= Beginning of Section =

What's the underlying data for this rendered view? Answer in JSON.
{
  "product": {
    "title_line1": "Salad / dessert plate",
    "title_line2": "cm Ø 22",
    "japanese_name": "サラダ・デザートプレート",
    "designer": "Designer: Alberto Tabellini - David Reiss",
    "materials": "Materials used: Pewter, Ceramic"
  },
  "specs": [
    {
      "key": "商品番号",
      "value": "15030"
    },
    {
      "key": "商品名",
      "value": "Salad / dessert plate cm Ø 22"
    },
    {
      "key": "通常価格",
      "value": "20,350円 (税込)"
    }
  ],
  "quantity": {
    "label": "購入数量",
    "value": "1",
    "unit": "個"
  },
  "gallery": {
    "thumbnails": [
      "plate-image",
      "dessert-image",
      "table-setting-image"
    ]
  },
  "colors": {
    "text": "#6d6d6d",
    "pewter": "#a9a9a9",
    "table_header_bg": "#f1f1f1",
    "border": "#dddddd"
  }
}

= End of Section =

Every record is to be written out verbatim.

**Response for this exercise**
What's the underlying data for this rendered view? Answer in JSON.
{
  "product": {
    "title_line1": "Salad / dessert plate",
    "title_line2": "cm Ø 22",
    "japanese_name": "サラダ・デザートプレート",
    "designer": "Designer: Alberto Tabellini - David Reiss",
    "materials": "Materials used: Pewter, Ceramic"
  },
  "specs": [
    {
      "key": "商品番号",
      "value": "15030"
    },
    {
      "key": "商品名",
      "value": "Salad / dessert plate cm Ø 22"
    },
    {
      "key": "通常価格",
      "value": "20,350円 (税込)"
    }
  ],
  "quantity": {
    "label": "購入数量",
    "value": "1",
    "unit": "個"
  },
  "gallery": {
    "thumbnails": [
      "plate-image",
      "dessert-image",
      "table-setting-image"
    ]
  },
  "colors": {
    "text": "#6d6d6d",
    "pewter": "#a9a9a9",
    "table_header_bg": "#f1f1f1",
    "border": "#dddddd"
  }
}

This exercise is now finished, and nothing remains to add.